The new model seems to tiptoe on Michelin Primacy tires (with 18-inch alloy wheels) and the four-wheel independent suspension — as in a passenger car — uses new, rear amplitude reactive dampers. These specialized shock absorbers have a ride zone and a handling zone, which forgive and absorb bumps or harden and sharpen when pushing through a backcountry corner. The ride around town is remarkably cushioned, but the performance setting is still somewhat soft.
Size-wise, the RDX has about the same footprint as before but a longer wheelbase (1.4 inches), a wider track between the wheels (1.2 inches) and a lower center of gravity. It also is a little lighter (26 pounds) and more fuel efficient with a bigger engine.
The surprising upgrade is the 273-horsepower, 3.5-liter V-6, which beats the turbo fourcylinder for fuel economy: 20 mpg city, 28 highway on premium.
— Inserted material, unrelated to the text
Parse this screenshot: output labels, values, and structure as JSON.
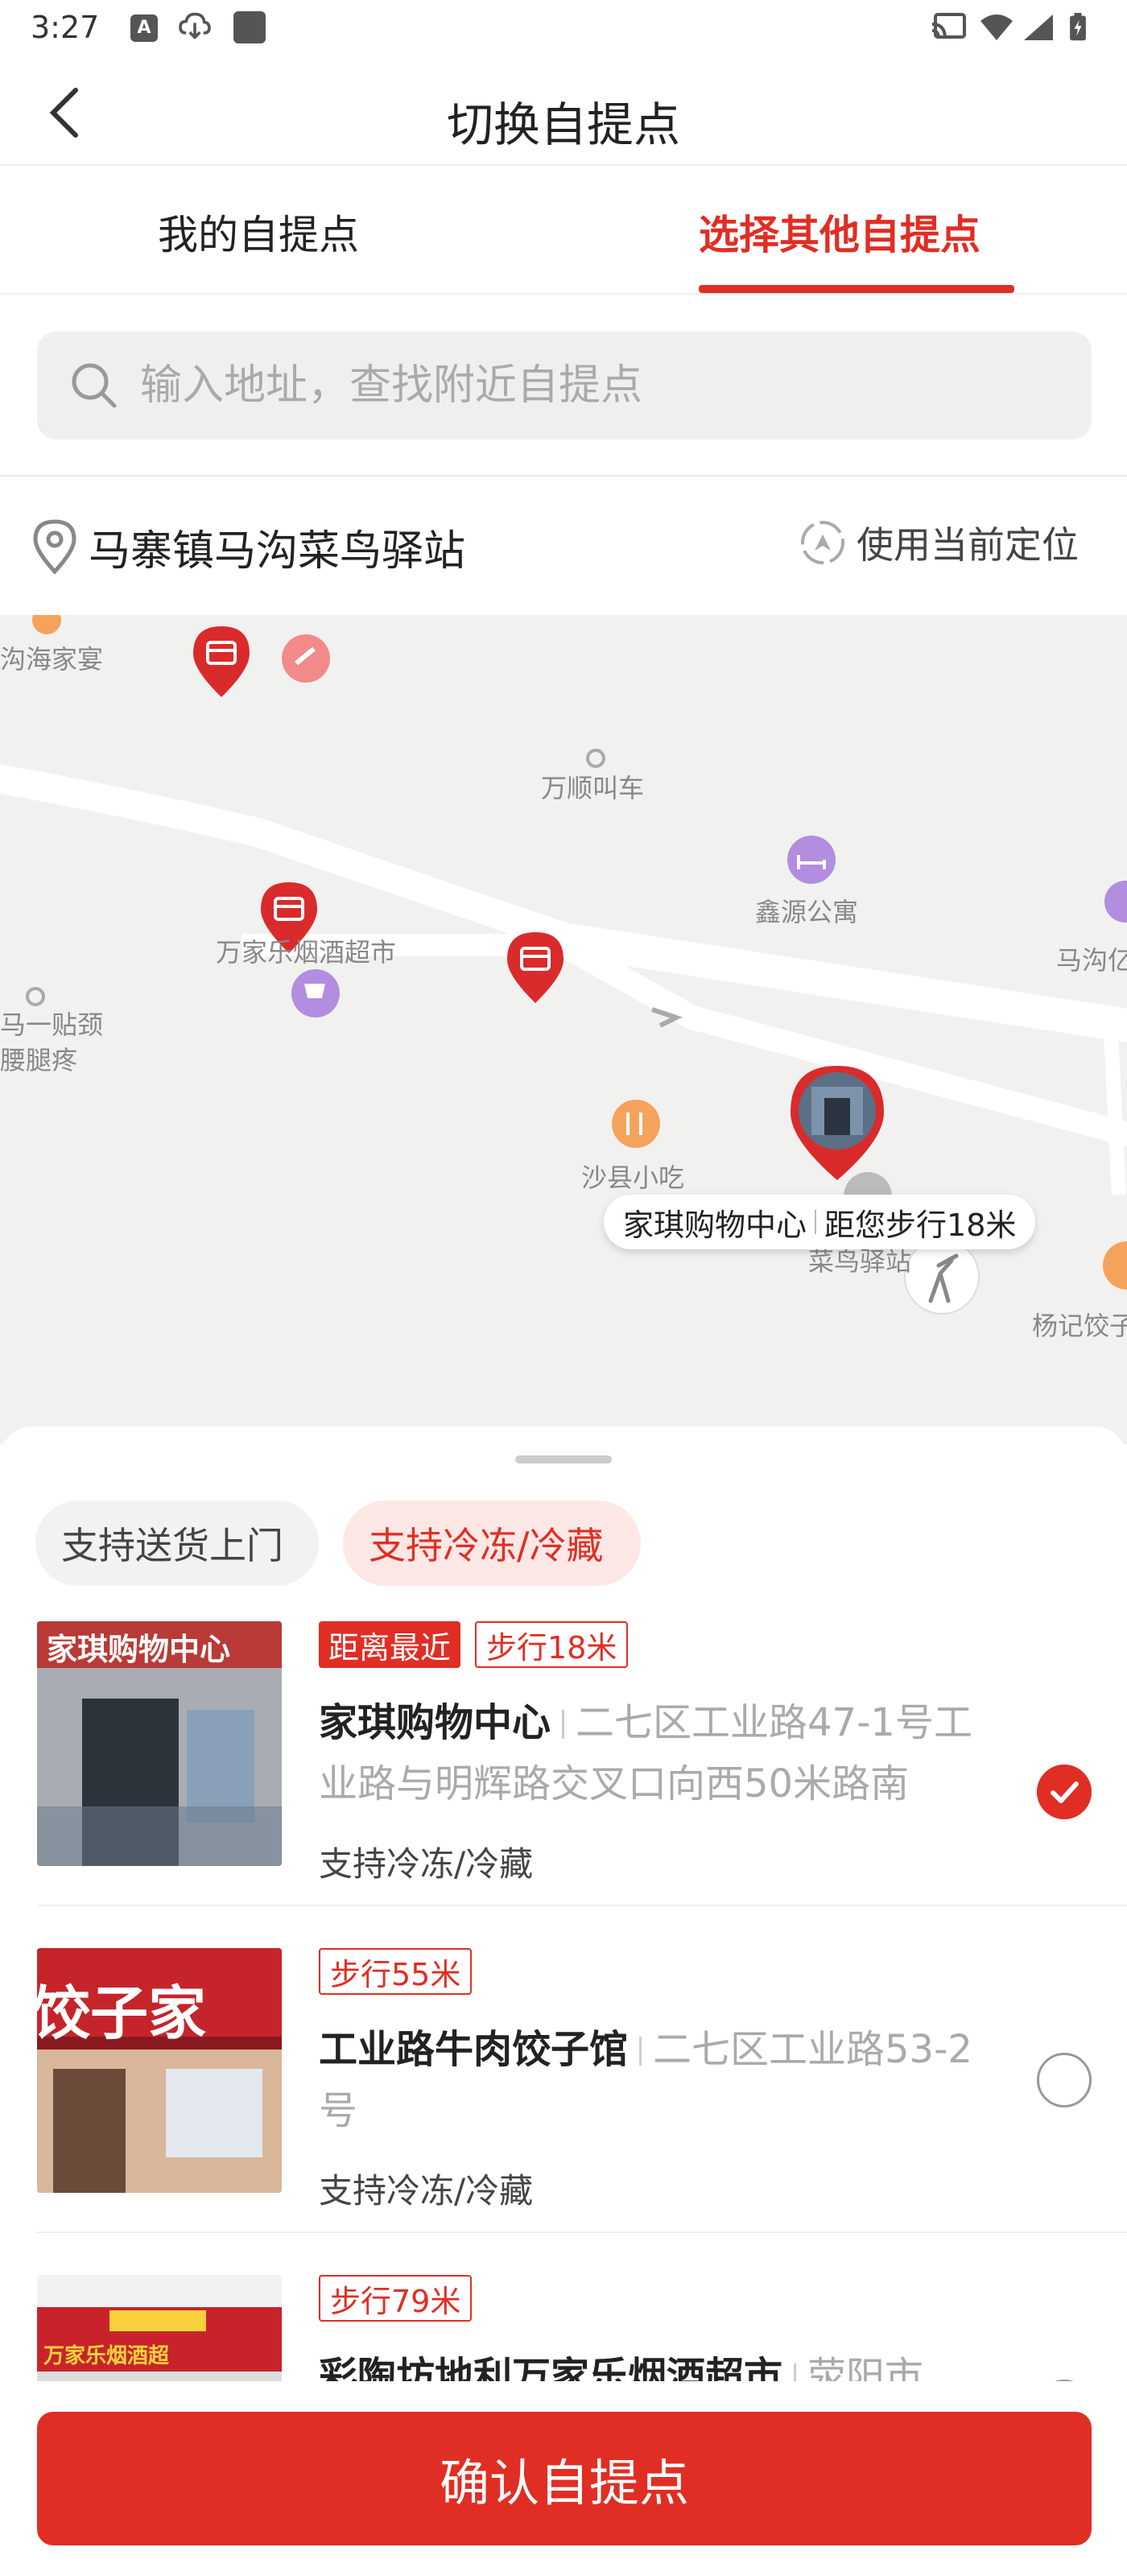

That's up by 1 mpg city and 4 mpg highway. AWD models are rated 19/27 mpg, an improvement of 2 mpg city and 5 mpg highway. Key to the improvements is variable cylinder management, which seamlessly switches between three, four or six cylinders depending on need. Overall cruising range is up despite the 16-gallon tank that is two gallons smaller than last year.
The horsepower is fluid and easily delivered with a new sixspeed Sportshift automatic transmission. And along with more power came bigger front brakes, now 12.3-inch vented discs, which are up by a halfinch. The rear brakes are the same size at 12-inch solid discs. Sold in two trim levels in front- or all-wheel drive, starting prices are $35,215 and $38,915, including the $895 freight charge from East Liberty, Ohio; AWD adds $1,400. Today's test car, the top-line RDX AWD with technology package, was $40,315.
The tech package includes a power tailgate, xenon highintensity- discharge headlights, fog lights and voice-recognition navigation system and multiview rear camera.
The navigation system is easy to set a destination and also integrates real-time traffic and weather with rerouting.
Standard equipment includes a power moonroof, remote locking, perforated leather upholstery, 10-way power driver's seat, four-way front passenger seat, eight-speaker (360-watt) audio system, rearview camera, Bluetooth phone connection and various media inputs.
Interior design is appealing and tasteful with quality materials, weaves and neat fitment of panels. There are larger door openings and incremental improvements to hip, leg and shoulder room. Headroom is crimped somewhat (38.7 inches) by the standard moonroof.
The once busy instrument panel has been simplified and toned down for better eye-hand coordination. Sightlines are good and made even better with the rearview camera, which has large screen and sharp image with guidance lines.
The second row has a flat floor for more comfortable three-across seating. Cargo space is wide and accessible, expanded by a folding seatback. The RDX shares a foundation with the Honda CR-V, but there is enough Acura luxury and styling separation to make them very different vehicles. The redesign is an accommodating update that offers a refined definition of luxury, but it doesn't set any benchmarks.
|Last Updated on Thursday, 20 December 2012 04:39|